* _HOW TO COMPLETE THIS TASK_
Check the material that follows and say how many lines include the string "anything", giving the number alone.

── RECORDED INFORMATION ──

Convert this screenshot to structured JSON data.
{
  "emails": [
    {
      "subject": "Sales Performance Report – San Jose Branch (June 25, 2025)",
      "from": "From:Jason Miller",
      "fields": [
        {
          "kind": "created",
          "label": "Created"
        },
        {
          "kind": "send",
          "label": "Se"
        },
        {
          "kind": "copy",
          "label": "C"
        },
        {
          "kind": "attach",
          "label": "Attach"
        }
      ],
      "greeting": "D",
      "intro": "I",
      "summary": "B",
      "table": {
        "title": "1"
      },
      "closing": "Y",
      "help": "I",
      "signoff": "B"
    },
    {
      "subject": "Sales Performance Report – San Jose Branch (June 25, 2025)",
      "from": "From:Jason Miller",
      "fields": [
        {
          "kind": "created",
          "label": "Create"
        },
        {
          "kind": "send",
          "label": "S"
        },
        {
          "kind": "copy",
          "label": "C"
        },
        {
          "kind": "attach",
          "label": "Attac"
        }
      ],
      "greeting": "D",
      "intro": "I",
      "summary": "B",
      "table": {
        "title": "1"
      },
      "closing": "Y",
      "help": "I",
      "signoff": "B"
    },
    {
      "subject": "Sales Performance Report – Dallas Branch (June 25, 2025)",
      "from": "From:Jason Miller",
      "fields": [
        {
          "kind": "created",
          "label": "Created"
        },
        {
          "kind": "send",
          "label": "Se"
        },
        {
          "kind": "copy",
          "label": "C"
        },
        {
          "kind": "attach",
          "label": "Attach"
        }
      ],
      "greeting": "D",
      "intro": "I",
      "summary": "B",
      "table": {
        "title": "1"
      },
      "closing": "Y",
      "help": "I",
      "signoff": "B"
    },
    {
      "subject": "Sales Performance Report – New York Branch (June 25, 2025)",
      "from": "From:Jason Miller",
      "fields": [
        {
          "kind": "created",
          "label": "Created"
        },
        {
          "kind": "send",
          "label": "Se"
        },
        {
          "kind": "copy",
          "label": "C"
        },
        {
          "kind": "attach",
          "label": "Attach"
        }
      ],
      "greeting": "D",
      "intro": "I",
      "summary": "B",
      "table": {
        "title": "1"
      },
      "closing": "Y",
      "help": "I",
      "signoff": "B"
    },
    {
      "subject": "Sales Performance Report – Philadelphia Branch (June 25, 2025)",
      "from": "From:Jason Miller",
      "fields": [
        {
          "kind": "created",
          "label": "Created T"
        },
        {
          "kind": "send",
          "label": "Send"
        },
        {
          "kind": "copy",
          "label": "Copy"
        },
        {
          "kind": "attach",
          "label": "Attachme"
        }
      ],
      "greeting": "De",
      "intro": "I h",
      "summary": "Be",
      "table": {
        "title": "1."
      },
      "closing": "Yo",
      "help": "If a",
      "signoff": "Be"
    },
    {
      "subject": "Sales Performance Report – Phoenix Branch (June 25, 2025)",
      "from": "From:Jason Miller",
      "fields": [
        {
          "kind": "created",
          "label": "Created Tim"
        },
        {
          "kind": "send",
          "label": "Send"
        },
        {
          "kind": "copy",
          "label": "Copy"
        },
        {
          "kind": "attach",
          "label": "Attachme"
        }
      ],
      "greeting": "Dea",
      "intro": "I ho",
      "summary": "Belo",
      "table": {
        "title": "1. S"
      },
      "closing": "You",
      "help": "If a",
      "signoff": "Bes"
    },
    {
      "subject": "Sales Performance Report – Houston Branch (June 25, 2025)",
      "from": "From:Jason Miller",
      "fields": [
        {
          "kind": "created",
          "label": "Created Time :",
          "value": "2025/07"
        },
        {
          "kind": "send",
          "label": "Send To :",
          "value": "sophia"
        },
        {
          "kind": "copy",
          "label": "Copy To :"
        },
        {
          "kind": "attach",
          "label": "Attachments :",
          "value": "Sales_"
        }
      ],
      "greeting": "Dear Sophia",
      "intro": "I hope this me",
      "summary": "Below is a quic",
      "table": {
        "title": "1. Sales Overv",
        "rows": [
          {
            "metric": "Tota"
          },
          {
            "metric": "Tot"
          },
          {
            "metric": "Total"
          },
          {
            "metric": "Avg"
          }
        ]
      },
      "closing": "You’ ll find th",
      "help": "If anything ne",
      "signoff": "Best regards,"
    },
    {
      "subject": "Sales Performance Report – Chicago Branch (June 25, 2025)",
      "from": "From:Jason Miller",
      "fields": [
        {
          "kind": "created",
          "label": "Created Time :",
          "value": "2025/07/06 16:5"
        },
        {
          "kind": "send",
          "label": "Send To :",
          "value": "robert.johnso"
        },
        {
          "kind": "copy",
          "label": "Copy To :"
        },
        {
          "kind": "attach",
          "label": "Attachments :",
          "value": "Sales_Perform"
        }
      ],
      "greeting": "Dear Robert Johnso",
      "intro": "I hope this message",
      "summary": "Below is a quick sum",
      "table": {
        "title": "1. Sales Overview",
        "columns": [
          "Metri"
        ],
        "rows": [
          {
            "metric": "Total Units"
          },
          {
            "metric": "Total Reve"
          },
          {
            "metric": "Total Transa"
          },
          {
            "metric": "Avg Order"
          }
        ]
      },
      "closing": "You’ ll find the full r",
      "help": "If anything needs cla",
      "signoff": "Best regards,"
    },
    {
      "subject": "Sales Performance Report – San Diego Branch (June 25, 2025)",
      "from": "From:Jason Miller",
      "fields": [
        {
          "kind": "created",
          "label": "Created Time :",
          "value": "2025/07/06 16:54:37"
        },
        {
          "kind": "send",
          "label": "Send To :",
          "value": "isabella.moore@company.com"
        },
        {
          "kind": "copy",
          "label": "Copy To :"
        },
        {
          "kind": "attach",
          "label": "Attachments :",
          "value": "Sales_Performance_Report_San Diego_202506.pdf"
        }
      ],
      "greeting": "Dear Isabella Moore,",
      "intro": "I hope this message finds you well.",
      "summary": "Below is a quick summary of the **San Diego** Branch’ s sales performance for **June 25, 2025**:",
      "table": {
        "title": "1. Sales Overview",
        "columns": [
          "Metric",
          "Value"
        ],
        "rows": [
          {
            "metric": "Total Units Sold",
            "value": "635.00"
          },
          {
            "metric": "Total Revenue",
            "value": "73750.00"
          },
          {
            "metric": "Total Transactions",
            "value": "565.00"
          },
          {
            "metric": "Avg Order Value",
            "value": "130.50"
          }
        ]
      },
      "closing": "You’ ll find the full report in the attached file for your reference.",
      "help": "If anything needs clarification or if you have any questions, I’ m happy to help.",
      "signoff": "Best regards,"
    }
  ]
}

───

* _OUTPUT FOR THIS TASK_
3